» Task instructions
Find and copy each line of the records where the string "name" shows up.

» Working data

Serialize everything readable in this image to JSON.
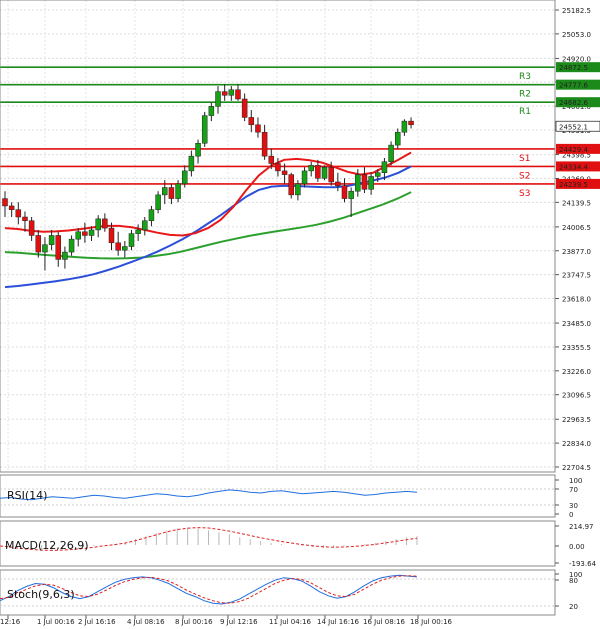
{
  "chart_data": {
    "type": "candlestick",
    "price_axis": {
      "ticks": [
        25182.5,
        25053.0,
        24920.0,
        24791.5,
        24661.0,
        24531.5,
        24398.5,
        24269.0,
        24139.5,
        24006.5,
        23877.0,
        23747.5,
        23618.0,
        23485.0,
        23355.5,
        23226.0,
        23096.5,
        22963.5,
        22834.0,
        22704.5
      ],
      "ylim": [
        22704.5,
        25182.5
      ]
    },
    "time_axis": {
      "labels": [
        "12:16",
        "1 Jul 00:16",
        "2 Jul 16:16",
        "4 Jul 08:16",
        "8 Jul 00:16",
        "9 Jul 12:16",
        "11 Jul 04:16",
        "14 Jul 16:16",
        "16 Jul 08:16",
        "18 Jul 00:16"
      ],
      "n_bars": 80
    },
    "levels": [
      {
        "name": "R3",
        "value": 24872.5,
        "color": "#1b8a1b"
      },
      {
        "name": "R2",
        "value": 24777.6,
        "color": "#1b8a1b"
      },
      {
        "name": "R1",
        "value": 24682.6,
        "color": "#1b8a1b"
      },
      {
        "name": "S1",
        "value": 24429.4,
        "color": "#e01010"
      },
      {
        "name": "S2",
        "value": 24334.4,
        "color": "#e01010"
      },
      {
        "name": "S3",
        "value": 24239.5,
        "color": "#e01010"
      }
    ],
    "last_price": "24552.1",
    "candles": [
      [
        24160,
        24200,
        24060,
        24120
      ],
      [
        24120,
        24140,
        24060,
        24100
      ],
      [
        24100,
        24140,
        24020,
        24060
      ],
      [
        24060,
        24090,
        23980,
        24040
      ],
      [
        24040,
        24060,
        23930,
        23960
      ],
      [
        23960,
        23990,
        23840,
        23870
      ],
      [
        23870,
        23950,
        23770,
        23910
      ],
      [
        23910,
        23990,
        23880,
        23960
      ],
      [
        23960,
        23980,
        23790,
        23830
      ],
      [
        23830,
        23900,
        23780,
        23870
      ],
      [
        23870,
        23960,
        23850,
        23940
      ],
      [
        23940,
        24000,
        23900,
        23980
      ],
      [
        23980,
        24030,
        23920,
        23960
      ],
      [
        23960,
        24010,
        23930,
        23990
      ],
      [
        23990,
        24070,
        23950,
        24050
      ],
      [
        24050,
        24080,
        23980,
        24000
      ],
      [
        24000,
        24030,
        23880,
        23920
      ],
      [
        23920,
        23980,
        23850,
        23880
      ],
      [
        23880,
        23930,
        23840,
        23900
      ],
      [
        23900,
        23990,
        23880,
        23970
      ],
      [
        23970,
        24020,
        23930,
        23990
      ],
      [
        23990,
        24060,
        23960,
        24040
      ],
      [
        24040,
        24120,
        24010,
        24100
      ],
      [
        24100,
        24200,
        24080,
        24180
      ],
      [
        24180,
        24260,
        24130,
        24220
      ],
      [
        24220,
        24240,
        24130,
        24160
      ],
      [
        24160,
        24260,
        24140,
        24240
      ],
      [
        24240,
        24340,
        24220,
        24310
      ],
      [
        24310,
        24420,
        24280,
        24390
      ],
      [
        24390,
        24480,
        24350,
        24460
      ],
      [
        24460,
        24630,
        24440,
        24610
      ],
      [
        24610,
        24680,
        24580,
        24660
      ],
      [
        24660,
        24770,
        24620,
        24740
      ],
      [
        24740,
        24780,
        24690,
        24720
      ],
      [
        24720,
        24770,
        24690,
        24750
      ],
      [
        24750,
        24780,
        24690,
        24700
      ],
      [
        24700,
        24730,
        24580,
        24600
      ],
      [
        24600,
        24640,
        24520,
        24560
      ],
      [
        24560,
        24600,
        24490,
        24520
      ],
      [
        24520,
        24560,
        24370,
        24390
      ],
      [
        24390,
        24430,
        24320,
        24350
      ],
      [
        24350,
        24380,
        24280,
        24310
      ],
      [
        24310,
        24350,
        24240,
        24290
      ],
      [
        24290,
        24300,
        24160,
        24180
      ],
      [
        24180,
        24260,
        24150,
        24240
      ],
      [
        24240,
        24330,
        24220,
        24310
      ],
      [
        24310,
        24360,
        24280,
        24340
      ],
      [
        24340,
        24370,
        24250,
        24270
      ],
      [
        24270,
        24340,
        24260,
        24330
      ],
      [
        24330,
        24360,
        24230,
        24250
      ],
      [
        24250,
        24300,
        24200,
        24230
      ],
      [
        24230,
        24270,
        24140,
        24160
      ],
      [
        24160,
        24220,
        24060,
        24200
      ],
      [
        24200,
        24320,
        24170,
        24290
      ],
      [
        24290,
        24330,
        24190,
        24210
      ],
      [
        24210,
        24300,
        24180,
        24280
      ],
      [
        24280,
        24320,
        24250,
        24300
      ],
      [
        24300,
        24380,
        24260,
        24360
      ],
      [
        24360,
        24470,
        24340,
        24450
      ],
      [
        24450,
        24540,
        24430,
        24520
      ],
      [
        24520,
        24590,
        24500,
        24580
      ],
      [
        24580,
        24600,
        24540,
        24560
      ]
    ],
    "ma_red": [
      24000,
      23995,
      23985,
      23980,
      23982,
      23987,
      23995,
      24005,
      24012,
      24012,
      24004,
      23990,
      23975,
      23963,
      23960,
      23972,
      24000,
      24045,
      24115,
      24205,
      24285,
      24340,
      24370,
      24375,
      24368,
      24355,
      24330,
      24305,
      24290,
      24300,
      24335,
      24370,
      24410
    ],
    "ma_blue": [
      23680,
      23686,
      23694,
      23703,
      23712,
      23722,
      23735,
      23750,
      23770,
      23792,
      23817,
      23843,
      23872,
      23905,
      23940,
      23980,
      24025,
      24070,
      24120,
      24170,
      24207,
      24225,
      24230,
      24228,
      24225,
      24222,
      24221,
      24228,
      24243,
      24258,
      24275,
      24300,
      24335
    ],
    "ma_green": [
      23870,
      23866,
      23860,
      23854,
      23849,
      23844,
      23839,
      23836,
      23835,
      23836,
      23840,
      23848,
      23858,
      23872,
      23890,
      23908,
      23926,
      23942,
      23957,
      23970,
      23982,
      23993,
      24005,
      24018,
      24035,
      24056,
      24080,
      24105,
      24130,
      24160,
      24195
    ],
    "rsi": {
      "label": "RSI(14)",
      "ticks": [
        "100",
        "70",
        "30",
        "0"
      ],
      "values": [
        44,
        46,
        42,
        40,
        44,
        48,
        46,
        44,
        48,
        52,
        50,
        46,
        44,
        48,
        52,
        56,
        54,
        50,
        48,
        52,
        58,
        62,
        66,
        64,
        60,
        58,
        62,
        64,
        60,
        56,
        58,
        60,
        62,
        60,
        56,
        52,
        54,
        58,
        60,
        62,
        60
      ]
    },
    "macd": {
      "label": "MACD(12,26,9)",
      "ticks": [
        "214.97",
        "0.00",
        "-193.64"
      ],
      "hist": [
        -20,
        -30,
        -40,
        -45,
        -50,
        -45,
        -40,
        -30,
        -20,
        -10,
        0,
        10,
        30,
        60,
        90,
        120,
        150,
        170,
        180,
        170,
        150,
        130,
        110,
        80,
        60,
        40,
        20,
        10,
        0,
        -10,
        -20,
        -30,
        -20,
        -10,
        0,
        10,
        20,
        40,
        60,
        80,
        90
      ],
      "signal": [
        -10,
        -20,
        -35,
        -45,
        -52,
        -55,
        -52,
        -45,
        -35,
        -22,
        -8,
        5,
        20,
        45,
        75,
        105,
        135,
        158,
        172,
        178,
        174,
        160,
        142,
        120,
        97,
        75,
        55,
        36,
        20,
        5,
        -8,
        -18,
        -22,
        -20,
        -14,
        -5,
        8,
        22,
        38,
        55,
        70
      ]
    },
    "stoch": {
      "label": "Stoch(9,6,3)",
      "ticks": [
        "100",
        "80",
        "20"
      ],
      "k": [
        30,
        40,
        55,
        65,
        72,
        70,
        62,
        50,
        40,
        35,
        40,
        52,
        64,
        75,
        82,
        86,
        88,
        86,
        80,
        72,
        60,
        48,
        40,
        30,
        24,
        22,
        26,
        34,
        46,
        58,
        70,
        80,
        86,
        84,
        78,
        66,
        52,
        42,
        36,
        40,
        52,
        66,
        78,
        86,
        90,
        92,
        90,
        88
      ],
      "d": [
        35,
        38,
        48,
        58,
        66,
        70,
        68,
        60,
        50,
        42,
        40,
        46,
        56,
        67,
        76,
        82,
        86,
        87,
        84,
        78,
        68,
        56,
        46,
        37,
        30,
        25,
        24,
        28,
        36,
        48,
        60,
        72,
        80,
        84,
        82,
        74,
        62,
        50,
        42,
        40,
        46,
        58,
        70,
        80,
        86,
        90,
        91,
        90
      ]
    }
  }
}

» Output of the exercise
        "name": "R3",
        "name": "R2",
        "name": "R1",
        "name": "S1",
        "name": "S2",
        "name": "S3",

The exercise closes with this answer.